 Nicolo Fontana, known as the Stammerer (Tartaglia), was an excellent engineer, surveyor and mathematician in his time. This book, which dealt with gunnery, surveying and military defense construction, was his first published work.
 At that time, there were great improvements being made in the construction of the cannon, and a more powerful type of gunpowder was being developed in Germany. As a result, the range of the gun was expanded, but the difficulties of laying were increased. Tartaglia, therefore, investigated the field of ballistics to obtain the maximum range and accuracy of laying. By this, however, he consequently came to criticize Aristotele’s theory of motion.
 At the end of the mediaeval period, Artistotele’s theory had already been modified by Philoponos’s (c.530 A.D.) “impetus” theory, which had been refined through the nominalists of Paris. According to this theory, the projectile was given “impetus” when it was fired, and by this maintained a flat trajectory, then curved downward as “impetus” was gradually exhausted. On the contrary, Tartaglia discovered that the trajectory of a projectile is curved everywhere by this its weight.
 Tartaglia also found that the maximum range of a gun can be attained at a 45 degree elevation of the gun. He intended to form a mathematical theory which could explain the locus of projectile without inconsistency, but he could not succeed in that. It was Galileo, who established the principle of dynamics for the projectile and deducted the mathematical theory of ballistics from this.
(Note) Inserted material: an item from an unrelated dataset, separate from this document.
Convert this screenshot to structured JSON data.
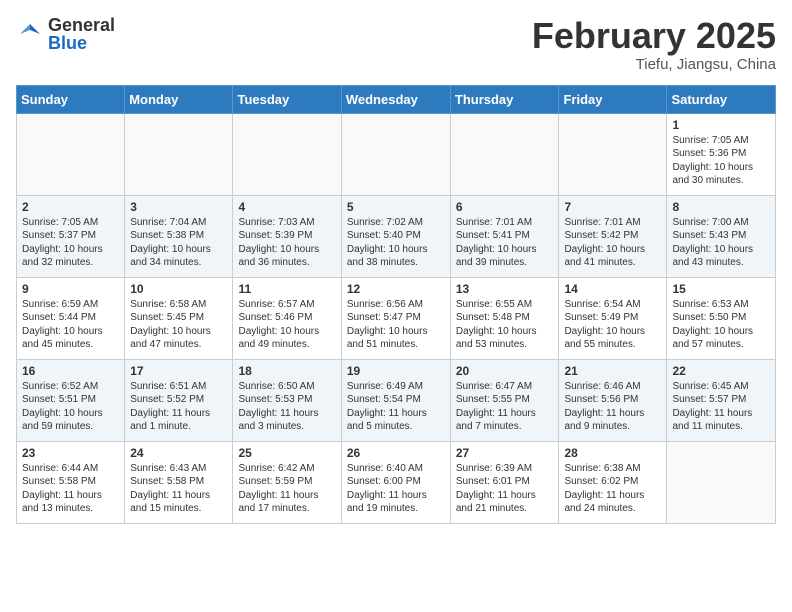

 Tartaglia took a great step forward in the field of dynamics and contributed to the practice of gunnery with devices such as the gunner’s quadrant and the related guardant. He also is famed for his solution of the cubic equation x3+ax=b in mathematics, although he did not publish this achievement in an attempt to keep it a secret. Girolamo Cardano succeeded in extracting some information about this from Tartaglia himself in 1539, and published a more general solution prior to Tartaglia in “Artis Magnae” in 1545. Consequently, there arose the famous argument on priority between them that continued for almost ten years. In view of that, it is a wonder that Tartaglia did not publish his solution until 1545. Today, this method is known ironically as “Cardano’s rule”.